Honduras has launched a ‘Bitcoin Valley’ in the tourist town of Santa Lucia. The goal is to encourage tourism, with 60 businesses initially offering the payment feature.
Honduras is the newest country to see a town accept cryptocurrency as payment, as the tourist town of Santa Lucia now has a “Bitcoin Valley.” Businesses can accept cryptocurrencies for payment in the town, which is a short drive from the capital of Tegucigalpa.
The launch is a bid to attract more tourism. Other countries, including El Salvador, have benefited from becoming more crypto-friendly, attracting tourists and entrepreneurs alike. Initially, 60 businesses will be able to accept cryptocurrencies, and they will be trained to do so before it is expanded to other areas and businesses.
Honduras’ Blockchain Honduras organization, Guatemalan cryptocurrency exchange Coincaex, the Technological University of Honduras, and Santa Lucia’s municipality have jointly collaborated on the effort. Leonardo Paguada, the founder of the Blockchain Honduras organization, also said that merchants will be able to receive instant payments in the local currency.
However, this is not the first time that Honduras has worked with crypto. The country appears to be warming up to crypto, like many others in the region.
Honduras and other Central American countries eyeing crypto
Countries in the Central American continent have been testing crypto initiatives to better weigh the risks and benefits. The Honduras Economic Zone recognized bitcoin as a legal tender in April 2022 and allowed taxes to be paid in BTC. It has also permitted entities to issue bitcoin bonds.
Of course, El Salvador is the most gung-ho about crypto, with the government recognizing bitcoin as a legal tender nationally. This has repeatedly resulted in warnings from global organizations, who worry that it may risk financial stability and facilitate illicit activity.

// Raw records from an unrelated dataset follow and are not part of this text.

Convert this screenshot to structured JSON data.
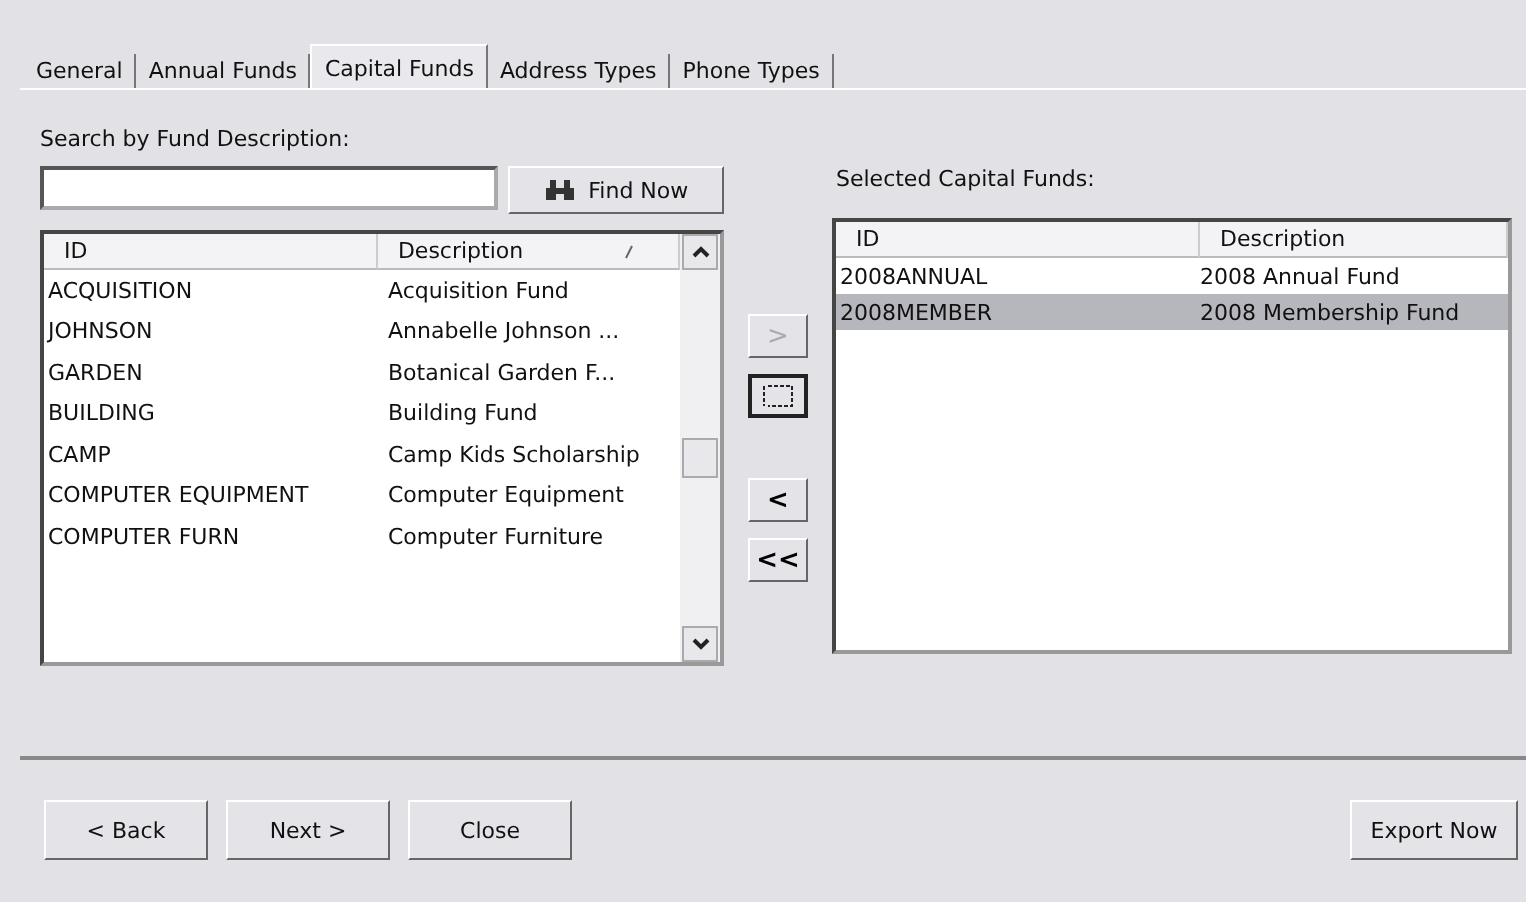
{
  "tabs": [
    {
      "label": "General",
      "selected": false
    },
    {
      "label": "Annual Funds",
      "selected": false
    },
    {
      "label": "Capital Funds",
      "selected": true
    },
    {
      "label": "Address Types",
      "selected": false
    },
    {
      "label": "Phone Types",
      "selected": false
    }
  ],
  "search": {
    "label": "Search by Fund Description:",
    "button": "Find Now"
  },
  "available": {
    "columns": [
      "ID",
      "Description"
    ],
    "rows": [
      {
        "id": "ACQUISITION",
        "description": "Acquisition Fund",
        "selected": false
      },
      {
        "id": "JOHNSON",
        "description": "Annabelle Johnson ...",
        "selected": false
      },
      {
        "id": "GARDEN",
        "description": "Botanical Garden F...",
        "selected": false
      },
      {
        "id": "BUILDING",
        "description": "Building Fund",
        "selected": false
      },
      {
        "id": "CAMP",
        "description": "Camp Kids Scholarship",
        "selected": false
      },
      {
        "id": "COMPUTER EQUIPMENT",
        "description": "Computer Equipment",
        "selected": false
      },
      {
        "id": "COMPUTER FURN",
        "description": "Computer Furniture",
        "selected": false
      }
    ]
  },
  "transfer_buttons": [
    {
      "label": ">",
      "disabled": true,
      "kind": "text"
    },
    {
      "kind": "swap",
      "disabled": false
    },
    {
      "label": "<",
      "disabled": false,
      "kind": "text"
    },
    {
      "label": "<<",
      "disabled": false,
      "kind": "text"
    }
  ],
  "selected_funds": {
    "label": "Selected Capital Funds:",
    "columns": [
      "ID",
      "Description"
    ],
    "rows": [
      {
        "id": "2008ANNUAL",
        "description": "2008 Annual Fund",
        "selected": false
      },
      {
        "id": "2008MEMBER",
        "description": "2008 Membership Fund",
        "selected": true
      }
    ]
  },
  "footer_buttons": [
    "< Back",
    "Next >",
    "Close"
  ],
  "export_button": "Export Now"
}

Experiments closely watched by global organizations
The International Monetary Fund (IMF) and the Bank for International Settlements (BIS) have both issued statements about the risks of cryptocurrency. The latter said that the fears of crypto have come true, pointing to the recent market crash and TerraUSD collapse.
The IMF has expressed concern over adopting bitcoin as a legal tender for El Salvador and the Central African Republic. It has also been said that DeFi poses a risk to financial markets and needs regulation.
All the information contained on our website is published in good faith and for general information purposes only. Any action the reader takes upon the information found on our website is strictly at their own risk.